**Data records**.
══════
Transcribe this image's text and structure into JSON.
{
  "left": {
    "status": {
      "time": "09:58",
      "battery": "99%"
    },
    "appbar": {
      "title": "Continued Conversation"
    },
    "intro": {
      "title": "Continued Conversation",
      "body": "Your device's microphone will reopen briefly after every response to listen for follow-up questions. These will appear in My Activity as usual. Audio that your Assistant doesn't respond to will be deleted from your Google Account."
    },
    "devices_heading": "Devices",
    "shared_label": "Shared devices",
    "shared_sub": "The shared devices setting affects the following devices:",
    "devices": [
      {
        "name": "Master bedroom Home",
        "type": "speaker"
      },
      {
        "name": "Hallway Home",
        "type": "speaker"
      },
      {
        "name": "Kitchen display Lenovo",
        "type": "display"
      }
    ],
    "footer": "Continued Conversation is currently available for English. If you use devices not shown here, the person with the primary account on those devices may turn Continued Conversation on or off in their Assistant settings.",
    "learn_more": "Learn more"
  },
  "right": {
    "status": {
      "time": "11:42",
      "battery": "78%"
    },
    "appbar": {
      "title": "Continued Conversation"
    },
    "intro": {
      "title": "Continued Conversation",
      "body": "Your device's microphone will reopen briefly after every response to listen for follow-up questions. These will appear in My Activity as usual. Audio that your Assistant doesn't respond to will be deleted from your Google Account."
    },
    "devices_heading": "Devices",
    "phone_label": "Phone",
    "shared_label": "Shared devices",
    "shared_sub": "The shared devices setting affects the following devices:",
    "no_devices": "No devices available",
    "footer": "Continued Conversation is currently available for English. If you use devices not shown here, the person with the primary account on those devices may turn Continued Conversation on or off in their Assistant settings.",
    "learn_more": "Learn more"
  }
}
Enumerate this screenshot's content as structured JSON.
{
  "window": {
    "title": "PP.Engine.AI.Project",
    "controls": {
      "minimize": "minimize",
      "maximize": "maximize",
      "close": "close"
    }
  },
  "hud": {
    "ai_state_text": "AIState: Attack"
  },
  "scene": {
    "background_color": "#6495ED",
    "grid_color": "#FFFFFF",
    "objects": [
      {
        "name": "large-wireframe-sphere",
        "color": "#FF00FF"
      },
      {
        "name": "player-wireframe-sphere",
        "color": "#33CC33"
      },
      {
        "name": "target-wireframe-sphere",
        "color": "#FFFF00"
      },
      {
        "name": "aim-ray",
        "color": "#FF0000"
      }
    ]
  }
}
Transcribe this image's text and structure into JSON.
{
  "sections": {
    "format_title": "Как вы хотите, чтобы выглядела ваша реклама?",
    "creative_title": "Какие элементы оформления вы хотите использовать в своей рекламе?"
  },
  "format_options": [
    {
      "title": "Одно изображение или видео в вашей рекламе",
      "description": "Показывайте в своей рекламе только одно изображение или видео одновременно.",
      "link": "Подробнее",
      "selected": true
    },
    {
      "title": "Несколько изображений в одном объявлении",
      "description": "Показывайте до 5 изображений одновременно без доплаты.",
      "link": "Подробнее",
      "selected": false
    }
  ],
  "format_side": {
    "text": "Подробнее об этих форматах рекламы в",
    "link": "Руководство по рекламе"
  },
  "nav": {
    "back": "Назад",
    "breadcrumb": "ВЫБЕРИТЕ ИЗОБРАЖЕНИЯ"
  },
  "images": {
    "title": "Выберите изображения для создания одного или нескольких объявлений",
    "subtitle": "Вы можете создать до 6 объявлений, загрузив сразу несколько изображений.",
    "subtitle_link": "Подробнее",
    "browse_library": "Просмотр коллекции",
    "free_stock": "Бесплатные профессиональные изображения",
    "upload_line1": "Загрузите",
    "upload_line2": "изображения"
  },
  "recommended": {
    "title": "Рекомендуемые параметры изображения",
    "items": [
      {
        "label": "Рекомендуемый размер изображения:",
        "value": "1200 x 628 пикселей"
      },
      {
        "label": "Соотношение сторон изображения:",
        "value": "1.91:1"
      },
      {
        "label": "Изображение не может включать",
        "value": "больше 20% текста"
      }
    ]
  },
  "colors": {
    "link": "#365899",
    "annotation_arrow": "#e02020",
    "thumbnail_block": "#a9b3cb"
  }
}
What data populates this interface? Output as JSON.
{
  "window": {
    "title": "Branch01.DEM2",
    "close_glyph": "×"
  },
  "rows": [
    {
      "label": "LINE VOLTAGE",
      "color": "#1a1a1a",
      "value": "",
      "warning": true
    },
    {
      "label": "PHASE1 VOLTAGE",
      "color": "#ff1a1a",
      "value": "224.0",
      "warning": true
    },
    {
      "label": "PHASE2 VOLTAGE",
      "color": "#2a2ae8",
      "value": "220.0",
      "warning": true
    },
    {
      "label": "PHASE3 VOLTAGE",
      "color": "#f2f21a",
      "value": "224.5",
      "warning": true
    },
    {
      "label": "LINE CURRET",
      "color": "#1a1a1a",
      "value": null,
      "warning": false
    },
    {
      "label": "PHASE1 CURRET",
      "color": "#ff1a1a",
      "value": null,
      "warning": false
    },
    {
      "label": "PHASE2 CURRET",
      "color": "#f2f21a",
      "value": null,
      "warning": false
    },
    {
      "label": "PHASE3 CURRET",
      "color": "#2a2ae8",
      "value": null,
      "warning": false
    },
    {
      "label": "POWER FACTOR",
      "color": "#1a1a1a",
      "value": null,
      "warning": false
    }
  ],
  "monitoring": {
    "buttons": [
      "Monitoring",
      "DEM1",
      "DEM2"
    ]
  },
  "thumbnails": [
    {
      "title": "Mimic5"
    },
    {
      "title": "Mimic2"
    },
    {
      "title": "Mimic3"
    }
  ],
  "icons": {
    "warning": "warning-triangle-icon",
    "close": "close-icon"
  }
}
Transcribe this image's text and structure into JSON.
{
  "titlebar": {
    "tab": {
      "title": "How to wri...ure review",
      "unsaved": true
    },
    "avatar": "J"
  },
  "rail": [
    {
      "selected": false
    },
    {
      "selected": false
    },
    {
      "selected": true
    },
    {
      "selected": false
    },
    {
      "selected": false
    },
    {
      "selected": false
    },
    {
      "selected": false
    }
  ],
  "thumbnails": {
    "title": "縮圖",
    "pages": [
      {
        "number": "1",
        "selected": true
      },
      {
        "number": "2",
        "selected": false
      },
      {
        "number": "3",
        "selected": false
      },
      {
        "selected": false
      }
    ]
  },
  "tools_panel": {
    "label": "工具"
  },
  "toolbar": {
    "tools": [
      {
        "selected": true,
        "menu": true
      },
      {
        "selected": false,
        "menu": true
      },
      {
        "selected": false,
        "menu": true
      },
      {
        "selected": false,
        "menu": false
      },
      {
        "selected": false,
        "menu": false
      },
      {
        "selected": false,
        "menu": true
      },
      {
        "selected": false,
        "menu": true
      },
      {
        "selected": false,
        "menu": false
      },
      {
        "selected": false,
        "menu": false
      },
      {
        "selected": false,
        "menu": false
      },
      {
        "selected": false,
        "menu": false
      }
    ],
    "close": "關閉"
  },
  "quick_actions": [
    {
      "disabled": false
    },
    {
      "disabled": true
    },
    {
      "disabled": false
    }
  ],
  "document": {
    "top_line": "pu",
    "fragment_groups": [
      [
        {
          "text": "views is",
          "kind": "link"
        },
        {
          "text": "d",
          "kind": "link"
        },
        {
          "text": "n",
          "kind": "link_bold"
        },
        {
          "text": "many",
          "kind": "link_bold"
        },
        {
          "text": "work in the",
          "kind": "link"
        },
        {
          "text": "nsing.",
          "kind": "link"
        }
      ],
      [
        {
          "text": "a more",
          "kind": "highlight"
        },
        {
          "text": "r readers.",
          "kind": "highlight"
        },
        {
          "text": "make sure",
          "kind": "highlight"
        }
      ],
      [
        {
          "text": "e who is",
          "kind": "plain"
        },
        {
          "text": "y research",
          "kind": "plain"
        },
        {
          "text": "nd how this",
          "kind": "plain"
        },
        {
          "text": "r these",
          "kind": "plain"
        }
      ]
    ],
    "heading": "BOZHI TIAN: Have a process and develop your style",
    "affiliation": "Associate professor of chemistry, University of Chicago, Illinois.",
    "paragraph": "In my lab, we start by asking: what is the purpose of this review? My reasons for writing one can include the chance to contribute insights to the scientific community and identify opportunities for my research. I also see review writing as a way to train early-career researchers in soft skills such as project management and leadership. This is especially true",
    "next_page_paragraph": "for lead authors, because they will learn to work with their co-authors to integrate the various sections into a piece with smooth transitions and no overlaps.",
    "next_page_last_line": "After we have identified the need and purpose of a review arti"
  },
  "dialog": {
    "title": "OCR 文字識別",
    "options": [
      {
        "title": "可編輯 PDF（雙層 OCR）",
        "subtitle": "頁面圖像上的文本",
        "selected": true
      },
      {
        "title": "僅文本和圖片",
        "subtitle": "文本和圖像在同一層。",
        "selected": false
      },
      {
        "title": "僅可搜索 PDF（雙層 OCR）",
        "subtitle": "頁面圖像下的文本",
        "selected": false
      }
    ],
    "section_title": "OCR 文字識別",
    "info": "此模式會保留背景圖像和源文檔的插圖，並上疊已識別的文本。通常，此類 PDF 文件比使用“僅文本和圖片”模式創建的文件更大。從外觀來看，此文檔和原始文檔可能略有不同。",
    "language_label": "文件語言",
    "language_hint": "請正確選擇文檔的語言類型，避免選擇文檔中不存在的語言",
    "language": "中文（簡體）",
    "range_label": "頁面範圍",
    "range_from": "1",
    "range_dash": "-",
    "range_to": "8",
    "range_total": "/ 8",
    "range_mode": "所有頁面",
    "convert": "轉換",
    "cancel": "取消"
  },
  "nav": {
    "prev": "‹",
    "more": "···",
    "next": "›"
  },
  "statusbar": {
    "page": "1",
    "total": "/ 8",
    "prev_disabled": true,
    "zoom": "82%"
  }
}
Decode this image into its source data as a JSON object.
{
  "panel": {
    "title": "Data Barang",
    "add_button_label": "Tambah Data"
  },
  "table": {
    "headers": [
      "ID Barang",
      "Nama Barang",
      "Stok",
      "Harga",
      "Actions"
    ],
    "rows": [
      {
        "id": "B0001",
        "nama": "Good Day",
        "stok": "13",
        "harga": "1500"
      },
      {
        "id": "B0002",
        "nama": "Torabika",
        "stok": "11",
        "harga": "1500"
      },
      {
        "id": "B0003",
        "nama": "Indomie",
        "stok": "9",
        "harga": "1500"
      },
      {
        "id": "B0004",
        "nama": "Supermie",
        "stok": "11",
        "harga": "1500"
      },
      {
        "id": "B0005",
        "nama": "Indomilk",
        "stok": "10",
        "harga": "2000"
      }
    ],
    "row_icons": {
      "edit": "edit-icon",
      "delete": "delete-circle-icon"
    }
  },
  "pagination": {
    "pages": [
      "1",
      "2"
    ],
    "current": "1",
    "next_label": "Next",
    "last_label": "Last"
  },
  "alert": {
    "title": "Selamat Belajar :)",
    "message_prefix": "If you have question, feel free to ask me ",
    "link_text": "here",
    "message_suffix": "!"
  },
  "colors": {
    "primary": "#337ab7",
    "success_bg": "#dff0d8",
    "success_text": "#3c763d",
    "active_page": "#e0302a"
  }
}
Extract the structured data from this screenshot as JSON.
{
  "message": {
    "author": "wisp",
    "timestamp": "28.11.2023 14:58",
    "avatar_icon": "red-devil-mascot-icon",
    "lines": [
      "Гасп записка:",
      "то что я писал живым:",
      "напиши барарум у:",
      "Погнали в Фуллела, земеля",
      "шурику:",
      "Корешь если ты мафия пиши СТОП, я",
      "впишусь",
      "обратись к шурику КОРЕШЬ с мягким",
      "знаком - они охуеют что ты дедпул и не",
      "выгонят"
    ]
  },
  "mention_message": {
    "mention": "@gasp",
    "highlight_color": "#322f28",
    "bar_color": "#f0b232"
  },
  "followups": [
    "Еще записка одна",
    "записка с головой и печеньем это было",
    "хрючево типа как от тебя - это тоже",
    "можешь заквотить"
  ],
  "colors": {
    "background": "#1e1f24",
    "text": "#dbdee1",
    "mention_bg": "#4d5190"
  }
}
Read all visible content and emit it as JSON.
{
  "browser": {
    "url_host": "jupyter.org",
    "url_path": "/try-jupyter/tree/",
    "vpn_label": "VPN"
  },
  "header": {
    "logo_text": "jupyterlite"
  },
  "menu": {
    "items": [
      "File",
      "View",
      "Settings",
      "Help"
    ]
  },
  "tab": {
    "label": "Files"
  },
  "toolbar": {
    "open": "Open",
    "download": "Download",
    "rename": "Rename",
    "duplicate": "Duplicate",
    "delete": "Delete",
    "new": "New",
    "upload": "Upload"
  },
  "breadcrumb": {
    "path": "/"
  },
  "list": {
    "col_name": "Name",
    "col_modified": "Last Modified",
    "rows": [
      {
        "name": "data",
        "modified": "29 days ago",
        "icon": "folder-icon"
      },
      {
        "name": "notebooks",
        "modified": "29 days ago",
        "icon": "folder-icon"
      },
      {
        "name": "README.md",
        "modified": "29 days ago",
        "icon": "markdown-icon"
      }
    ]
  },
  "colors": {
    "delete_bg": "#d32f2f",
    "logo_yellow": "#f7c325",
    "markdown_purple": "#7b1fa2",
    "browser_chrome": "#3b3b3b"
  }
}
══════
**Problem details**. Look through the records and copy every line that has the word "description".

**Written solution**.
      "description": "Показывайте в своей рекламе только одно изображение или видео одновременно.",
      "description": "Показывайте до 5 изображений одновременно без доплаты.",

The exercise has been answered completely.